Babe Ruth: His Life and Legend

George Herman Ruth overshadowed the game – and remains to this day the very essence of baseball. His career, on and off the field, made him one of the most famous Americans to have ever lived.

Born Feb. 6, 1895 in Baltimore, Md., Ruth came of age as mass communication devices like radio and movies shrunk the distance from sea to sea. As a young left-handed pitcher with the Red Sox, he was one of the game’s heroes. But later as a power-hitting outfielder for the Yankees, Ruth became an icon – transcending sport.

Ruth became the first star of a world where virtually every citizen could share in common media experiences. The Museum’s exhibit gives visitors the chance to encounter Ruth’s grandeur in the words of the people who saw it, giving you a first-hand sense of his legend.

Ruth’s legend was built on the diamond. After three dominant seasons in Boston as a pitcher – where he won 65 games from 1915-17 and was widely considered the game’s best left-hander – Ruth transitioned to the outfield, where he led the American League in home runs with 11 in 1918 before hitting a record 29 home runs in 1919.

Prior to the 1920 season, the Red Sox sold Ruth to the Yankees – planting the seeds of a dynasty. With 54 home runs in 1920 and 59 more in 1921, Ruth captured the attention of a nation.

But, Ruth’s legend was more than just numbers. He became an oversized symbol of America’s power, a brilliant man with human flaws that made him seem more real than mythic.

The exhibit features artifacts that tell both sides of this story, such as a trophy presented to Ruth by his “Baltimore admirers” on May 20, 1922, the day Ruth returned to the Yankees after being suspended for the start of the season by Commissioner Landis for illegally barnstorming after the World Series.

Fans from his hometown made the nearly 400-mile trek to New York just to welcome him back to the big leagues. It’s stories like that which fill out the picture of his legend and what he meant to America.

The exhibit also contains one of the most famous jerseys Ruth ever wore – but one that never saw a big league game. It was featured in the Pulitzer Prize-winning Nat Fein photo of Ruth standing on the field on June 13, 1948, when Ruth’s No. 3 was officially retired. After the ceremony at Yankee Stadium, Ruth gave the jersey he wore to a Hall of Fame representative.

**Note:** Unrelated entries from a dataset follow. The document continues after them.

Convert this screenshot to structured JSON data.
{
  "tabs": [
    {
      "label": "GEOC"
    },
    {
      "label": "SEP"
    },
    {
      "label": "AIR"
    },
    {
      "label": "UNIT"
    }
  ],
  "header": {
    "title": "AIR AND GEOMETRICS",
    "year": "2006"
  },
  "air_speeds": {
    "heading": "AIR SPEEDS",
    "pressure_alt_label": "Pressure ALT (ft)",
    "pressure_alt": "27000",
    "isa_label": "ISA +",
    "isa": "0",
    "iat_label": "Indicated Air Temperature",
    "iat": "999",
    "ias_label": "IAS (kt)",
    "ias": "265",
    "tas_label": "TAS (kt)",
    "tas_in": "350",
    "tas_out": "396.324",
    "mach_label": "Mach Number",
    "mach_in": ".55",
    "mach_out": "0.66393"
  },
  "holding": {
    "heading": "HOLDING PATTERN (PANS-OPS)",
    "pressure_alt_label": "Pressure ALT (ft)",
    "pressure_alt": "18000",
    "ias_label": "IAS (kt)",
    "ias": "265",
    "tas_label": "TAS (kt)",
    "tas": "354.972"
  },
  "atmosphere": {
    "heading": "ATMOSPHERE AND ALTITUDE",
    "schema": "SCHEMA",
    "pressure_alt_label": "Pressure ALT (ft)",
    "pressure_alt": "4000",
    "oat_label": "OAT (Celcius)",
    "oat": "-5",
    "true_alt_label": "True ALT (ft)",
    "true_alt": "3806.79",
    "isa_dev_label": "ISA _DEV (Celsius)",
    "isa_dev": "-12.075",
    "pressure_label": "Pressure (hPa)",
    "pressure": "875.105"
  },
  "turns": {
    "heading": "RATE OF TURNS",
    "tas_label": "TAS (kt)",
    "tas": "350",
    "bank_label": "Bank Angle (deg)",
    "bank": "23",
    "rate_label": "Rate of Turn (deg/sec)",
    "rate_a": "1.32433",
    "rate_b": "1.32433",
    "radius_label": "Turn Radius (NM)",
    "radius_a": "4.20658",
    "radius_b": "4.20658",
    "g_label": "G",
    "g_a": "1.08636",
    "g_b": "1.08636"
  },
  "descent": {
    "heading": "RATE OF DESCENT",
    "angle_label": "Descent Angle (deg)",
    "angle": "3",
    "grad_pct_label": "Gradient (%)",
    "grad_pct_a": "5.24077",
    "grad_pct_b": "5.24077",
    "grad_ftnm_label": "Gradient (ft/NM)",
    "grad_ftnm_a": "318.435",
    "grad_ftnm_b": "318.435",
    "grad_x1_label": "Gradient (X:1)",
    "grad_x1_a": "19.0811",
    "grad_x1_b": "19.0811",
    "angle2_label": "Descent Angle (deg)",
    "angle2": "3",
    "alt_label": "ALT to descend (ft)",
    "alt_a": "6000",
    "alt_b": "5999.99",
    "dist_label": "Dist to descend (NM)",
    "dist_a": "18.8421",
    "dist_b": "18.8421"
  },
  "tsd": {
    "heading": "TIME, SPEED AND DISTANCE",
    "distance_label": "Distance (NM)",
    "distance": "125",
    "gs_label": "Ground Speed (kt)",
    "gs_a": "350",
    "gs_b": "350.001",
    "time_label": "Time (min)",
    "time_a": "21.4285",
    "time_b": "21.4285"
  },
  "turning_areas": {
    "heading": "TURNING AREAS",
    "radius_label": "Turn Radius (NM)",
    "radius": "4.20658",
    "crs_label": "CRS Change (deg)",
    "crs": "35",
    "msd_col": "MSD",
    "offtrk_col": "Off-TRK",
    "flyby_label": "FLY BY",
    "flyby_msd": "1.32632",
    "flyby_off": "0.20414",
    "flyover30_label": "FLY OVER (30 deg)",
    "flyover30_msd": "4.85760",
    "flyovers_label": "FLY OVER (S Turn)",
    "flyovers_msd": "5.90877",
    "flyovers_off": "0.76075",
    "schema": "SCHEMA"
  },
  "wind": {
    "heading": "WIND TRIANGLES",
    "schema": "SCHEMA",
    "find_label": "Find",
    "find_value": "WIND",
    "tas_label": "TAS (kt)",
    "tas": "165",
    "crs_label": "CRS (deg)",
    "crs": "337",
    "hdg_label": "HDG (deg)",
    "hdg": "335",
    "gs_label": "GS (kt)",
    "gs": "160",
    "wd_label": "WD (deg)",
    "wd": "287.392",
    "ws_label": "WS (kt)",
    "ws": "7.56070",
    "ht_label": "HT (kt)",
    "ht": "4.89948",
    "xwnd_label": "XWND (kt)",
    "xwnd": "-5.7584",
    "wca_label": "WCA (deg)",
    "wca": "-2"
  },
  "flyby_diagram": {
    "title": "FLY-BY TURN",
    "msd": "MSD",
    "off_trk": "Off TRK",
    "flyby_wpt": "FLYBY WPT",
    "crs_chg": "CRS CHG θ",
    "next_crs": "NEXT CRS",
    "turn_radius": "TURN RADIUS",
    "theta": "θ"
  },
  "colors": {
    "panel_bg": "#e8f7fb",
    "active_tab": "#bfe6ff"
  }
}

When cancer claimed Ruth’s life in 1948, he was only 53 years old. Yet the tales of his legend were enough to fill multiple lifetimes – and continued to grow along with the game itself.